MATERIAL FOR THE TASK:
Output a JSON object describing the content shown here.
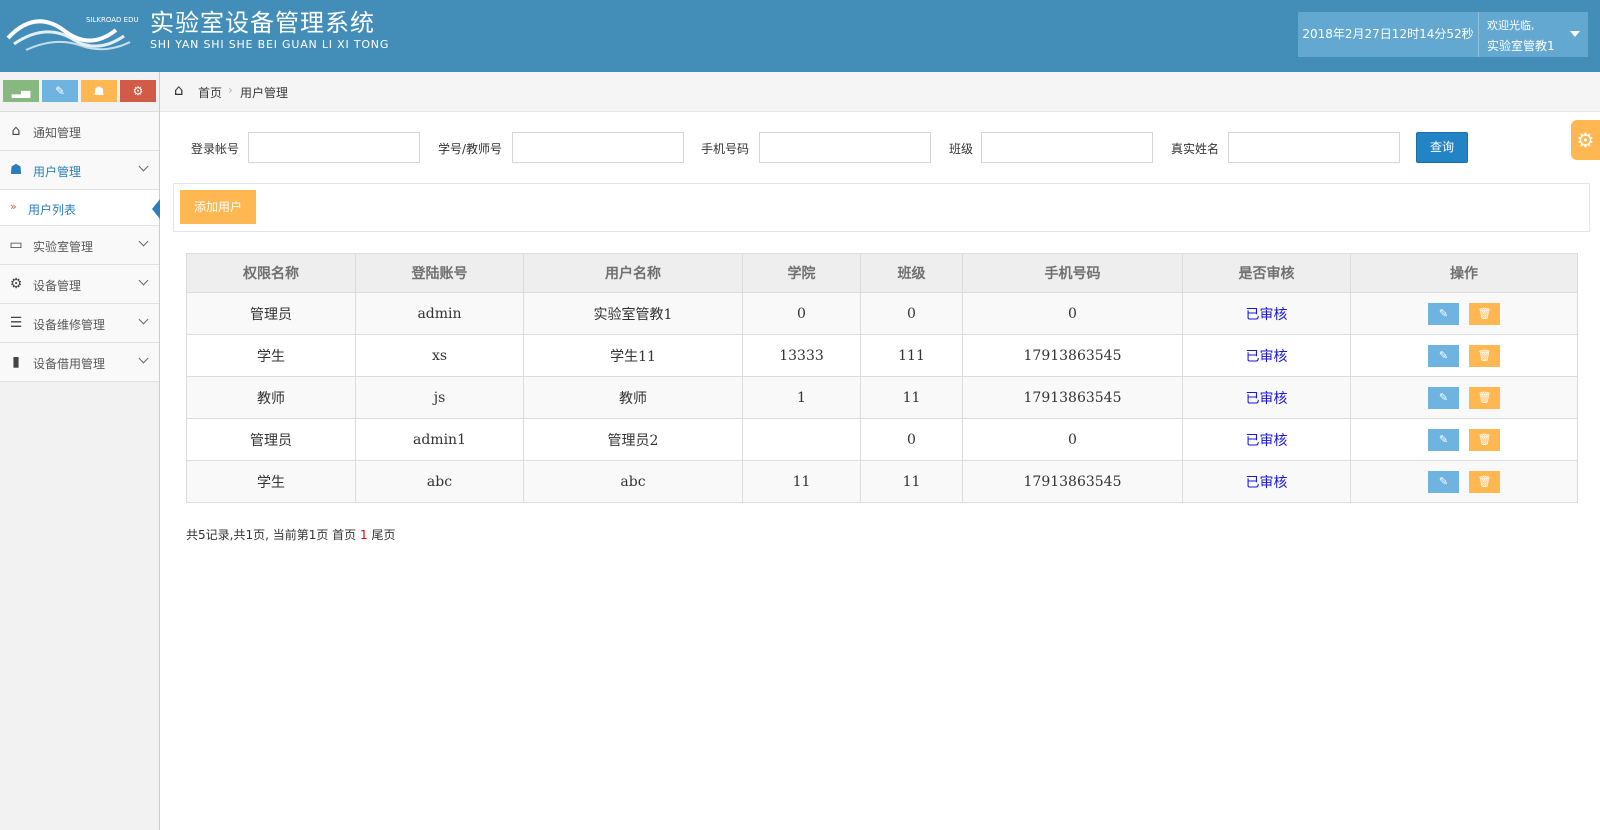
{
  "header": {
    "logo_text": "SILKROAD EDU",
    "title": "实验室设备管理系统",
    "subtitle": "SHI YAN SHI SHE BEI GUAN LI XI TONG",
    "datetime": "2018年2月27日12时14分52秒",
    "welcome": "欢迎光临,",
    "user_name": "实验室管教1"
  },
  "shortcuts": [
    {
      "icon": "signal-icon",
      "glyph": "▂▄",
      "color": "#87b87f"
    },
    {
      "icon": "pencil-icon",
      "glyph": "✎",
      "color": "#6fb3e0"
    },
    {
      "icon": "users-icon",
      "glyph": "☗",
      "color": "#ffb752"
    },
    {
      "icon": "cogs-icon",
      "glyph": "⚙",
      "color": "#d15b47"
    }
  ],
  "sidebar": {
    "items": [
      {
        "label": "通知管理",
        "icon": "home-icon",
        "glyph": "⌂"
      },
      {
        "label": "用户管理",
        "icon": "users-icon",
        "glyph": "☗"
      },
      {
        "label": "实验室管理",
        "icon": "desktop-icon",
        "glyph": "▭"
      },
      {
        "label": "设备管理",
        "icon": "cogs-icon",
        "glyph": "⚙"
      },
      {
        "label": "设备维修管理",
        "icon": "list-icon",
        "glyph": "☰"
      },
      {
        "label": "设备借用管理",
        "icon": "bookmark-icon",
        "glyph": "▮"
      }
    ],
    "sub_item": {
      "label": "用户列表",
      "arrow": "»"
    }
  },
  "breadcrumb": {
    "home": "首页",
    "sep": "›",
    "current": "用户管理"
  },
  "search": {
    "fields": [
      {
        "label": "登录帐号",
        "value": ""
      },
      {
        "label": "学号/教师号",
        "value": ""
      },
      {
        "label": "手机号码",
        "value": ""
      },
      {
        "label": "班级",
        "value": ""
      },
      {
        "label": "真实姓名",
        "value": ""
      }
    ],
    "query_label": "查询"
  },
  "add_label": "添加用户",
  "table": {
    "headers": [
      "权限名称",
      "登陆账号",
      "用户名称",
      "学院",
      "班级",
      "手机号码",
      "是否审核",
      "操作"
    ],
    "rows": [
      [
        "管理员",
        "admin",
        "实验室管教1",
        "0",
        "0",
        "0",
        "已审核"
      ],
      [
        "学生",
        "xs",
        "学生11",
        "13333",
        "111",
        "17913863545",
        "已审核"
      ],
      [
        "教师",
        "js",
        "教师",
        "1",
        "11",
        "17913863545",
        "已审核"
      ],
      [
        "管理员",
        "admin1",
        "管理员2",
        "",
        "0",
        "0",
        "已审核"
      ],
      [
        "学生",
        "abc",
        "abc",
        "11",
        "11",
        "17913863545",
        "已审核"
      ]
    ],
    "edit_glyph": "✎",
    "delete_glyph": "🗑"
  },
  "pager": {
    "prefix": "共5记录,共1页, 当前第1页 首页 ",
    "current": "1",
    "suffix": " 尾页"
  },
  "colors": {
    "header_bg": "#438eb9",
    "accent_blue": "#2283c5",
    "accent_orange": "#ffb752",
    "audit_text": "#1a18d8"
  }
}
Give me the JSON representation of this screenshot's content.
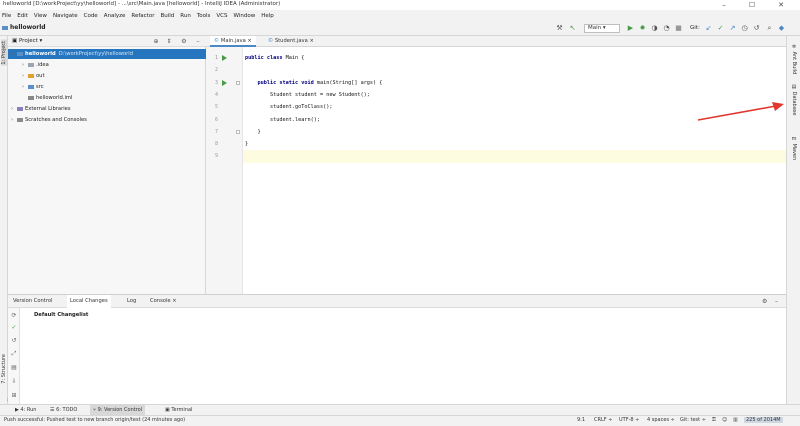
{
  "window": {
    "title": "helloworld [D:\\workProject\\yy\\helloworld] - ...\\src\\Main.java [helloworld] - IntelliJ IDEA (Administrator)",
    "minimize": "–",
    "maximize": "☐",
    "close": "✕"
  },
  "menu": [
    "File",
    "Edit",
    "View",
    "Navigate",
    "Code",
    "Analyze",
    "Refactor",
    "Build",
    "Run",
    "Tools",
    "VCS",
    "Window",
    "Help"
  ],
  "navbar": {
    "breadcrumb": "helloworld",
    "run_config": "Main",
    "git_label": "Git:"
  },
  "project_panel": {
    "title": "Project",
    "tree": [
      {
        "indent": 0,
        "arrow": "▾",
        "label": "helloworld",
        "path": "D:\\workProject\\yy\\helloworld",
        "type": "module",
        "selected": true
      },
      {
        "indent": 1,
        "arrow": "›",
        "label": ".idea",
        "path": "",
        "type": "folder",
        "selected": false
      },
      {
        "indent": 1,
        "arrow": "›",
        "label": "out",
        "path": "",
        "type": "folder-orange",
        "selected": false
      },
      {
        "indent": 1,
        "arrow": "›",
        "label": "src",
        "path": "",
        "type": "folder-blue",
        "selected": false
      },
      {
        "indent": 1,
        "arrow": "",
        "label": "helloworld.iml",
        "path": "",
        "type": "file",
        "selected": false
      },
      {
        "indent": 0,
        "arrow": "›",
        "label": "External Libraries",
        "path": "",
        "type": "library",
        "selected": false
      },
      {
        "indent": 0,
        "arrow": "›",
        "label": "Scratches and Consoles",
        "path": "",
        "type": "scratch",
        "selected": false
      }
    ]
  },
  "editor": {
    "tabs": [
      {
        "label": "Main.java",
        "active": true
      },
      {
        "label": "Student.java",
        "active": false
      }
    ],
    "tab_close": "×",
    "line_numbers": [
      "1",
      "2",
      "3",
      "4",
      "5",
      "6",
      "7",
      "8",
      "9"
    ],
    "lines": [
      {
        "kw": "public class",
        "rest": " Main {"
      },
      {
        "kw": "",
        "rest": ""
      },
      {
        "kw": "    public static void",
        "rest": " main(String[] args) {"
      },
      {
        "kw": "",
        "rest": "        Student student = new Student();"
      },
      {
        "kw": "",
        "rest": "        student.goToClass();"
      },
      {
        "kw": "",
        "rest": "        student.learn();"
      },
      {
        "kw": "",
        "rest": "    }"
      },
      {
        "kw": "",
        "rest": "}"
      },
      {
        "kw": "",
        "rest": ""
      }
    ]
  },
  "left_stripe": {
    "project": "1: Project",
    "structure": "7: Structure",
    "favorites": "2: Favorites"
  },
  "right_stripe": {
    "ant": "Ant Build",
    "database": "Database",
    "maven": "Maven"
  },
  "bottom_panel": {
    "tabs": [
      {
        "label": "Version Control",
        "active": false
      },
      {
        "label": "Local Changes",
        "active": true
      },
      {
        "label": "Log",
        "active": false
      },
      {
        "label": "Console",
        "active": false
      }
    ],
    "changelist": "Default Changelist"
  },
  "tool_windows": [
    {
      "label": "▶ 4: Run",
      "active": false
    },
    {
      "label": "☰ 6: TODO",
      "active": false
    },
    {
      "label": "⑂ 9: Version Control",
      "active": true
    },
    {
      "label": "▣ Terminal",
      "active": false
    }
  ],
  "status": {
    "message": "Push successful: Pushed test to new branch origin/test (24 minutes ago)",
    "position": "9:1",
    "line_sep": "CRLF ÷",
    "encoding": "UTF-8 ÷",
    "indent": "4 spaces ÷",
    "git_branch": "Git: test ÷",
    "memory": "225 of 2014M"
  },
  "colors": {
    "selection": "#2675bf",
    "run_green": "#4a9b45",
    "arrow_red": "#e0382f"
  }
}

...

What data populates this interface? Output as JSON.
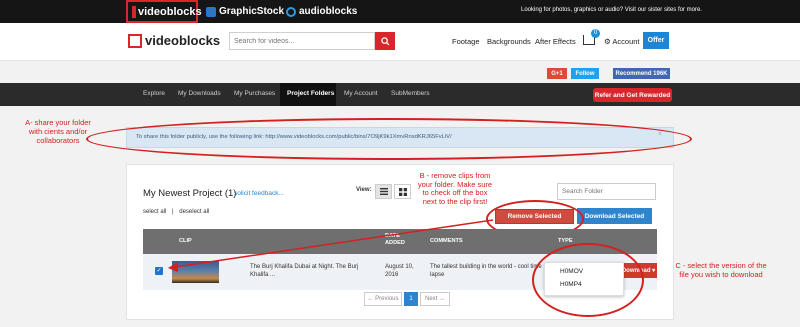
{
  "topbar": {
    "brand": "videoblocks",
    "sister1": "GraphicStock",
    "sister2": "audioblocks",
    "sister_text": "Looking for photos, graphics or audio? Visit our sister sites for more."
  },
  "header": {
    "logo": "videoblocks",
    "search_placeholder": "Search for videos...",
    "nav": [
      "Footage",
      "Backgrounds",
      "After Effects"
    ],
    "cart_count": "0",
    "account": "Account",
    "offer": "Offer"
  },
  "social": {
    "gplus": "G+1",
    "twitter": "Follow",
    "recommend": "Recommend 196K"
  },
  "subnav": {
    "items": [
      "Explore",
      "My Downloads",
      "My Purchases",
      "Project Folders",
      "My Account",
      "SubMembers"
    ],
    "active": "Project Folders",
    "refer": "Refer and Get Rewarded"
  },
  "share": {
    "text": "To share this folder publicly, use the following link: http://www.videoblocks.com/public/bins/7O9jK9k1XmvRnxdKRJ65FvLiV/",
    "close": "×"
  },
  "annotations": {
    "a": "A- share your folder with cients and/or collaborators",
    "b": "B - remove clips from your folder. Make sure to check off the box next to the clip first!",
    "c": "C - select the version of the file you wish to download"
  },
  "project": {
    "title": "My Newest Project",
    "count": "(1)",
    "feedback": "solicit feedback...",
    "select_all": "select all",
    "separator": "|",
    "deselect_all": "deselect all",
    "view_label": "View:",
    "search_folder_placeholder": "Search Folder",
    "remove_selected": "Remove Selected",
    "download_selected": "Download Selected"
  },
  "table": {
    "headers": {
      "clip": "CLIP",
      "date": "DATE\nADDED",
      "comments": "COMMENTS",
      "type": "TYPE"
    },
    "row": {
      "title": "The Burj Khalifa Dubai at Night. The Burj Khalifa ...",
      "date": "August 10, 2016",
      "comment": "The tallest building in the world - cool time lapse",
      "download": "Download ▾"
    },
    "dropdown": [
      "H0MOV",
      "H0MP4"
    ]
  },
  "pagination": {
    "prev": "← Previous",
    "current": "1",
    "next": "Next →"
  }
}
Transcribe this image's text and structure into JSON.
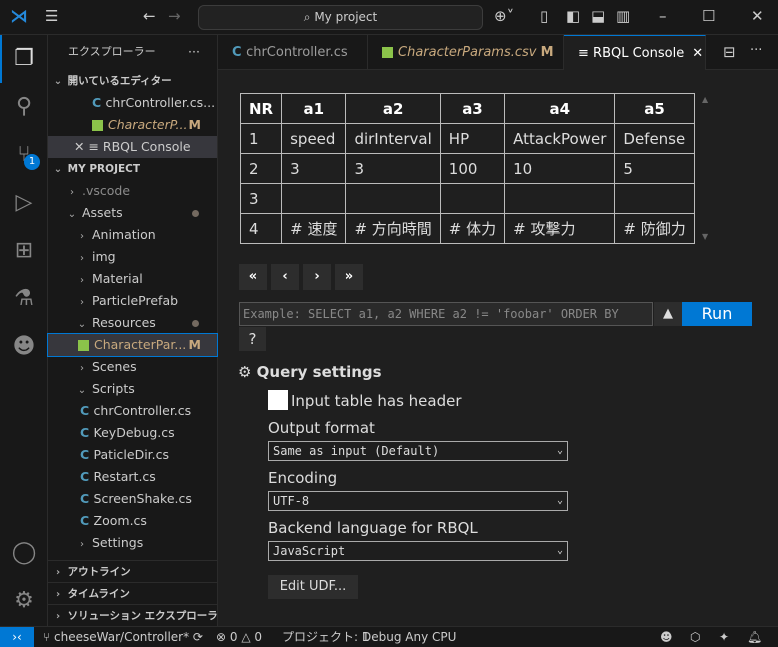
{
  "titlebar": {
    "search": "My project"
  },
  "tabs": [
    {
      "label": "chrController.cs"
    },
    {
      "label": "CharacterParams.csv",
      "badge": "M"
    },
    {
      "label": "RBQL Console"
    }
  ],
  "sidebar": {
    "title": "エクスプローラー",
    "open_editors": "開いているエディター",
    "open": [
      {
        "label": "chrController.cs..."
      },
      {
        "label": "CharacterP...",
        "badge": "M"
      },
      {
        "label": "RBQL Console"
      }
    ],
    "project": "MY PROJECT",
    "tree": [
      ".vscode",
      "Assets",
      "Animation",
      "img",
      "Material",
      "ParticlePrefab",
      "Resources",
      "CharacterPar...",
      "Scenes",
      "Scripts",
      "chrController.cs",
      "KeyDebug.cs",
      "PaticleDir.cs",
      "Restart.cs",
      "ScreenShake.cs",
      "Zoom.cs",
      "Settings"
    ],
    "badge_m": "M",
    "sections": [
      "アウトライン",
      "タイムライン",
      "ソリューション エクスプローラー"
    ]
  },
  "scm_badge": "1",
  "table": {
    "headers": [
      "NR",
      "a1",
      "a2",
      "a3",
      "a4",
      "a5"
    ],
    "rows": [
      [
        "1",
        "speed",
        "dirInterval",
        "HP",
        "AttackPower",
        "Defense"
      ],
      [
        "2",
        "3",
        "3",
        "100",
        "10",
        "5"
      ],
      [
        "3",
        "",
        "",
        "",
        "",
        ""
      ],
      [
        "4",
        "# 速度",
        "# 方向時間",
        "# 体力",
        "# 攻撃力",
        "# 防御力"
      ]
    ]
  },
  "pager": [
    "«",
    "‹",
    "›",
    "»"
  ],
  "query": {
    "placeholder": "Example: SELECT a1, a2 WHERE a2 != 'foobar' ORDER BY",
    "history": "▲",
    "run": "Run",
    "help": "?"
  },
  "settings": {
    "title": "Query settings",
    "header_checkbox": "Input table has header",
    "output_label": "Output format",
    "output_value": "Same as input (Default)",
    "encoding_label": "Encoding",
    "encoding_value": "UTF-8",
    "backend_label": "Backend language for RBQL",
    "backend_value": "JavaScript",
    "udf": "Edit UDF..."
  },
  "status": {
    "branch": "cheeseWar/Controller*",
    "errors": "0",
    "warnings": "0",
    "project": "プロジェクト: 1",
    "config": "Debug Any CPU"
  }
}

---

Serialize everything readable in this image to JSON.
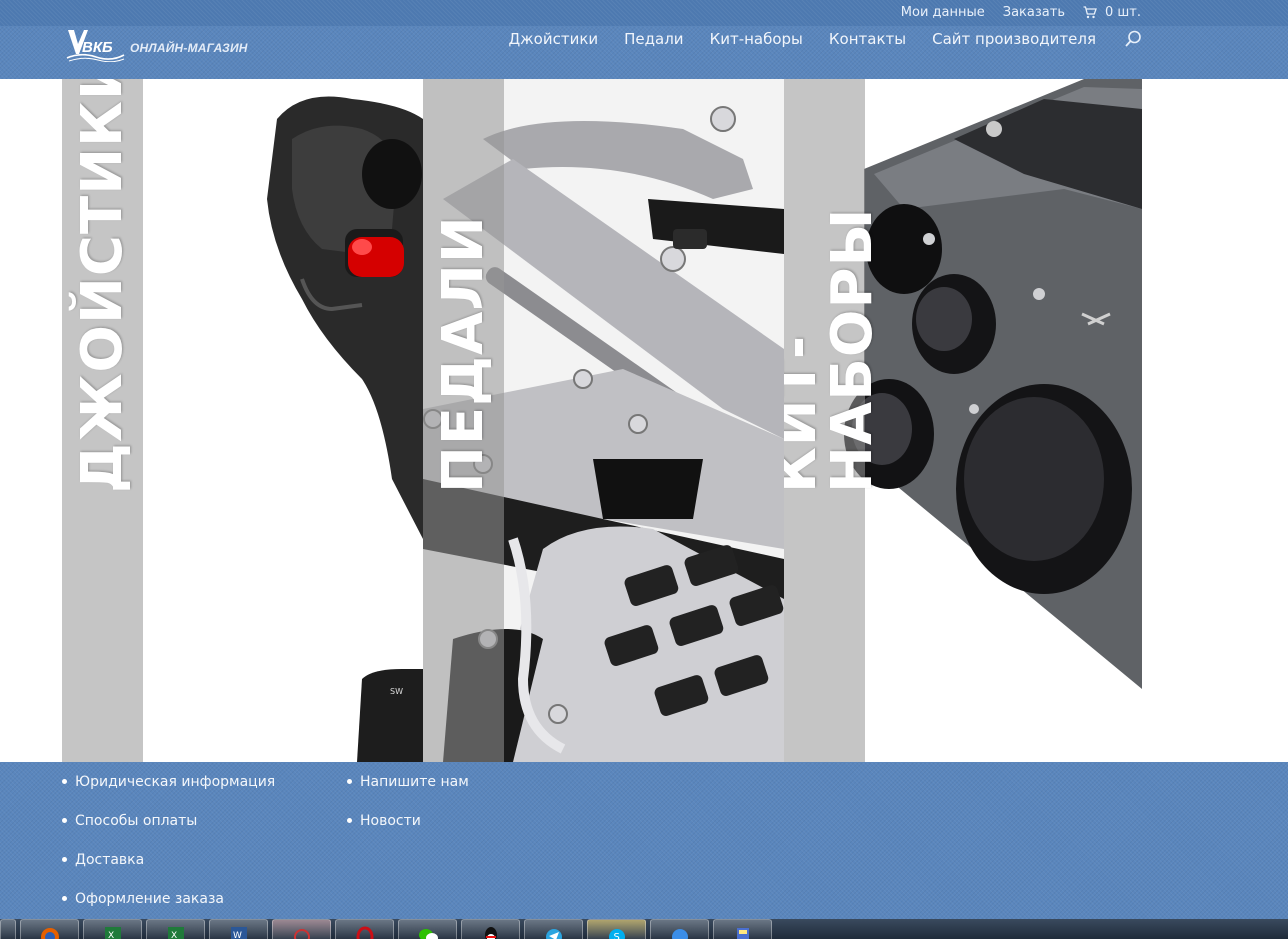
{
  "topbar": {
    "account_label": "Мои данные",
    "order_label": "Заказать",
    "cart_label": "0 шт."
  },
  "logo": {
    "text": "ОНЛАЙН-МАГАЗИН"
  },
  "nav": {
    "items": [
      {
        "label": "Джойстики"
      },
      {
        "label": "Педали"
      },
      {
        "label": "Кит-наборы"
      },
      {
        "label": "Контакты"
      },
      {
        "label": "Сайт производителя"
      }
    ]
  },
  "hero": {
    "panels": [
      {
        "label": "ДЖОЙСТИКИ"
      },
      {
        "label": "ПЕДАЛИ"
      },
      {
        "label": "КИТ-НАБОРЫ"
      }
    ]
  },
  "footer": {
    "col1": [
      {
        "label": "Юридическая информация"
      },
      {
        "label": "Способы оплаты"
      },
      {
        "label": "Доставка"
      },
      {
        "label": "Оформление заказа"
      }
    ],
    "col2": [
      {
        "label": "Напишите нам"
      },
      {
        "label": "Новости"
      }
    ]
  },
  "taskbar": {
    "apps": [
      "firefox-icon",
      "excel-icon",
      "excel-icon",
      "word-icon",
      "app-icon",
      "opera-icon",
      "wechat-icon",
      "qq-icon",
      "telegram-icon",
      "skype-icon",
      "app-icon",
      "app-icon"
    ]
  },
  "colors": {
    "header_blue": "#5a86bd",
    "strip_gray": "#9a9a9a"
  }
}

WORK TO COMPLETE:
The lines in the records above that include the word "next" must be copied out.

EXERCISE ANSWER:
    "b": "B - remove clips from your folder. Make sure to check off the box next to the clip first!",
    "next": "Next →"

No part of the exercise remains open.